Just a few years ago it was a struggle just to get a map on the web. But now with the likes of Mapbox, CartoDB, Esri’s JS API and open source GIS mapping tools, it’s easier than ever to build a map to rule them all. Unfortunately, the metrics provided by most analytics services give broad overviews of your progress, but give little insights as to how users are interacting with your map and where they are converting.
Pageviews and visitor counts are decent metrics, but behind those metrics are real people. Not digging and understanding the actual interaction a user has with your web map leads to quoting metrics that don’t connect the person behind the metric, therefore providing little value in actually moving the needle in terms of design decisions and business goals.
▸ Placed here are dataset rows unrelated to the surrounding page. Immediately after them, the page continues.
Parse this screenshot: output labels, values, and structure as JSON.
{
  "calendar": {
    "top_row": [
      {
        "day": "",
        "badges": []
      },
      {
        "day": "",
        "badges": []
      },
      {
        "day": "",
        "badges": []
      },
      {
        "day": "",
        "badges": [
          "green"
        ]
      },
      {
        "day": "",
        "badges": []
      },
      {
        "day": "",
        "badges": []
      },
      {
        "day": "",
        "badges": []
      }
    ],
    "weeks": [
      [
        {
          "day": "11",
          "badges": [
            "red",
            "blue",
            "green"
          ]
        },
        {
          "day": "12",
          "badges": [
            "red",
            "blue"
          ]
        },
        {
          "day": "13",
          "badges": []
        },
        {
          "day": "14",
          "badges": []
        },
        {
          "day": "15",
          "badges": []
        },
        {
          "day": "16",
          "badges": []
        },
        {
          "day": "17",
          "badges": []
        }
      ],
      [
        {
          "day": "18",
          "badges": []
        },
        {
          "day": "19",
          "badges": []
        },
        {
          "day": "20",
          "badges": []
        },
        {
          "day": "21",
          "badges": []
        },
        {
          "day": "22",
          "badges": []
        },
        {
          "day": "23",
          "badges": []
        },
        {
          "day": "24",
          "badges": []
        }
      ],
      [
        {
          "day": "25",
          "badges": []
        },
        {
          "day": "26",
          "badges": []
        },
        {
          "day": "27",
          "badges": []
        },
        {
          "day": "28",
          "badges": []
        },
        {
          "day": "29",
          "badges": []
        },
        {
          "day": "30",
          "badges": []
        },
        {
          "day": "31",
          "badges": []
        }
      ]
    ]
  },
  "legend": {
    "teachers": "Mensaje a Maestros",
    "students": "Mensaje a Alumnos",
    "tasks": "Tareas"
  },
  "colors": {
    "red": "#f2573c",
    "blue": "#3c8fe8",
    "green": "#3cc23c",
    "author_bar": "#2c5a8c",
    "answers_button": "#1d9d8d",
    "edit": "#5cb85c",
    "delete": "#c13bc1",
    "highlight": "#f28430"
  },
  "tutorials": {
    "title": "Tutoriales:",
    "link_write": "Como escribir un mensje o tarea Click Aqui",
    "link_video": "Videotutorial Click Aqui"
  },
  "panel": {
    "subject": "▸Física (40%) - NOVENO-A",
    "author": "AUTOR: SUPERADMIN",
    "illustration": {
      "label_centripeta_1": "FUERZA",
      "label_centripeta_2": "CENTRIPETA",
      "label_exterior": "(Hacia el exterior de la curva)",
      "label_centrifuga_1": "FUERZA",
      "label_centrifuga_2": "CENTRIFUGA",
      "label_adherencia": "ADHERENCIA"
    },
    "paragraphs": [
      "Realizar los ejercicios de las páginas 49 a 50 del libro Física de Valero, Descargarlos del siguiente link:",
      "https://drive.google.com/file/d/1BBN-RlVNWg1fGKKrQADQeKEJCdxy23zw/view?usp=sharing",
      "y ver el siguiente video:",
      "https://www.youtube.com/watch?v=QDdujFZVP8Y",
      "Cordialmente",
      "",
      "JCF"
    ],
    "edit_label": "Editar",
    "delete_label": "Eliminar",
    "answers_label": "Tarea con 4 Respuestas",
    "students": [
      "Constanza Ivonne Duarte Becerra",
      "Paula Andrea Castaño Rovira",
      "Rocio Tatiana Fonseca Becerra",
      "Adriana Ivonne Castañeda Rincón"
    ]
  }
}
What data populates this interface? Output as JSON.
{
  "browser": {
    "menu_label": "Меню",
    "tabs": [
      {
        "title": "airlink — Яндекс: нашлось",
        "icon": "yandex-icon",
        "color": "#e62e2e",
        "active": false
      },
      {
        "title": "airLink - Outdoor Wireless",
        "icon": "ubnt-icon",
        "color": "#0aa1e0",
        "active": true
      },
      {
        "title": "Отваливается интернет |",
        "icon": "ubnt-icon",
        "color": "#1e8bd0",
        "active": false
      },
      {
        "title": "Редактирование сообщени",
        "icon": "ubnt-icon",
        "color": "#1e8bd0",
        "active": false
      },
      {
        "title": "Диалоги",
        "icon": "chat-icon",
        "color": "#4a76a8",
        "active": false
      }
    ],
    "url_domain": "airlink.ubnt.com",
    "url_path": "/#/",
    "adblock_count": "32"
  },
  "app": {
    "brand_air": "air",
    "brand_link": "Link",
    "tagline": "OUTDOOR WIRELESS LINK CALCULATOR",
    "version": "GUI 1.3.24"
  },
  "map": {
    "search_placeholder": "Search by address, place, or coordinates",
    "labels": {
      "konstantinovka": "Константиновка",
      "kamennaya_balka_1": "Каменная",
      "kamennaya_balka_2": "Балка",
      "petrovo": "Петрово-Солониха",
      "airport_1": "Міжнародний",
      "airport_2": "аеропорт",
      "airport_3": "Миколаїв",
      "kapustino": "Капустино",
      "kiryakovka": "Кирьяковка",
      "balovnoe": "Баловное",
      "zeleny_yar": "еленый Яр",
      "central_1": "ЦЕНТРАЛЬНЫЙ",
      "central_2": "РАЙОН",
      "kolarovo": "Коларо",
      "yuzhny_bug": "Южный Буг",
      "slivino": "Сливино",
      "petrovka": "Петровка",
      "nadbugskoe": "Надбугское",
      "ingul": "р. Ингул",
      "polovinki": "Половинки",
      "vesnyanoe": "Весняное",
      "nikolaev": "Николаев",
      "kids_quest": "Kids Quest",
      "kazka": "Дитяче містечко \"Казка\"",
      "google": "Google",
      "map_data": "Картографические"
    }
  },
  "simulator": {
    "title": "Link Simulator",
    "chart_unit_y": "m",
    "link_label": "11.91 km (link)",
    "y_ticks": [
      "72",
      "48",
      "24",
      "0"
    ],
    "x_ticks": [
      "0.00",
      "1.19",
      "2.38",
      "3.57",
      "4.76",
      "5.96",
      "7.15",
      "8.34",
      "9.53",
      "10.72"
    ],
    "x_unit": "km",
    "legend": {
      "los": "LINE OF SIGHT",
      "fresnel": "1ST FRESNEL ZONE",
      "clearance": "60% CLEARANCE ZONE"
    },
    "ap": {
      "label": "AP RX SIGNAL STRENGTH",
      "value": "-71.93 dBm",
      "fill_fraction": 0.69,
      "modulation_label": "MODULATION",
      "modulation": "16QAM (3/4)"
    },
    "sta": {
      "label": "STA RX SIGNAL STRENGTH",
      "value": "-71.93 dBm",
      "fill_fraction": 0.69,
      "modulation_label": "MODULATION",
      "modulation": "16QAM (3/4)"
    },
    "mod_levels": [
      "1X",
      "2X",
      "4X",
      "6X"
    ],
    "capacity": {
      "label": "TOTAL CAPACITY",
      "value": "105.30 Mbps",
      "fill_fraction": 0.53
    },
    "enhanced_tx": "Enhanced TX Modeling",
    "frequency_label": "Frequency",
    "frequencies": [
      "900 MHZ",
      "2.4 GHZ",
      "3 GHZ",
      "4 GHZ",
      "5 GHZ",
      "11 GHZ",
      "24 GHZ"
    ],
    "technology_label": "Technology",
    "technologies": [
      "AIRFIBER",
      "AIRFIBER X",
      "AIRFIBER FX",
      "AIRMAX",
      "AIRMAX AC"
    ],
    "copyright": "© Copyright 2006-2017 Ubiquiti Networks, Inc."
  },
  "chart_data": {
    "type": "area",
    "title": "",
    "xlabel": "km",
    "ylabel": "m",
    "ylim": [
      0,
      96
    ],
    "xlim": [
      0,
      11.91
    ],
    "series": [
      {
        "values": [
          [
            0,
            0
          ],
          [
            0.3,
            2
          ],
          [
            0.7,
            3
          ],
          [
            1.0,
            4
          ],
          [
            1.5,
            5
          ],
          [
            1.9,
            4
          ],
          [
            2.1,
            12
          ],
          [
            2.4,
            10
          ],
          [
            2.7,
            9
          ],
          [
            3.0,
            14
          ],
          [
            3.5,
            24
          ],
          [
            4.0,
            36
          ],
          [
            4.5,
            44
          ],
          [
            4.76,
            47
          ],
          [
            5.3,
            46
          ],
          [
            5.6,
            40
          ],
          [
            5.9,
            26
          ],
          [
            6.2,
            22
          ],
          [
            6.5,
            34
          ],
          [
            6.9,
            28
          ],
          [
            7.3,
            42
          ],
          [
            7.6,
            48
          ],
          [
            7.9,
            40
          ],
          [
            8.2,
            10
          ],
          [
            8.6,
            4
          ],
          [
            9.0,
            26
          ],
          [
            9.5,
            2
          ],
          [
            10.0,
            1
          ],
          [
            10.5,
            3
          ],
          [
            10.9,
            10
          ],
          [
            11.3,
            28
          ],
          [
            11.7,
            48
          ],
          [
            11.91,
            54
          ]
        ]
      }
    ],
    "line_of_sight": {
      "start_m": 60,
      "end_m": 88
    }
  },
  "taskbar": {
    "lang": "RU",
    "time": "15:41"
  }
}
In the analytics community, this is what we call vanity metrics.
Vanity metrics are the numbers that you’ll typically hear in a board room. “We were able to drive 10,000 views to our map this month”. This may be a nice thing to say in a meeting, but to the team members responsible for delivering actual results, these numbers don’t surface anything of value. It’s akin to saying “We had 20,000 people come through our store this month.” That’s great, but how many purchased an item? And what were our sales? 20,000 window shoppers who purchased 100 items is less significant than 10,000 shoppers who purchased 5,000 times.
Similarly, web traffic and pageviews don’t answer key questions like “How quickly are users able to find what they’re looking for?”, “Where are users looking on a map?”, “Are users from Florida looking at an area in California?”. To answer these questions, you have to dig deeper with user interaction metrics.
Focusing on a few key metrics that have a direct correlation with how people are actually discovering your web map and tracking events that are unique to your web map is what actually matters.
Modern product development emphasizes constant experimentation and the testing of ideas. Technical marketing teams and development teams make their decisions based on data, using tools such as Tableau, Somo, KissMetrics, Google Analytics and many more to help perfect the user experience.
As a GIS web map developer you should also be paying attention the metrics that will actually translate into something useful and will help you make decisions that will affect the real business goals. Getting a map on the web, just isn’t cutting it anymore. Being aware of your vanity metrics and identifying actionable metrics is key to a successful product.
Measure what matters.
Let’s say your web map visits look like the graph below:
The graph shows that visits spiked near the end of the month twice. That’s great, but what does that really mean? Nothing really. Maybe some marketing campaigns could be driving the traffic or a blogger tweeted out your site. We have no idea. We don’t even know where to start. Not only do we have to figure out why visits went up, then we have to figure out if those those visitors actually reached their goal and interacted with the map.
To really get a better understanding of what’s engaging users on your web map, you have to dive deep into how users are interacting it. Seeing where your users are looking on your map by tracking their zoom levels, where they pan and where they’re clicking for more information.
Track metrics on your web maps, not your website.
Most people pick key metrics based on what they might already have by logging into Google Analytics and view whatever is accessible. The issue with that is you’re stuck with numbers that hardly mean anything to the map, the user experience and business goals. Pages/visit, visitors, and time spent on site are all nice but how do they actually influence anyone’s capability of building a better map?
Activities/user: to answer key questions like, how many and which markers users are viewing.
Pans: How and where users are panning around on a web map?
Zooms: How and where are users zooming in or out of a web map?
Layer load times: How quickly are layers rendering and are there any tile errors?
Bounce rates: How many users load the map but never interact with it?
If you want to learn more on how to setup analytics for your web map, book a demo with us.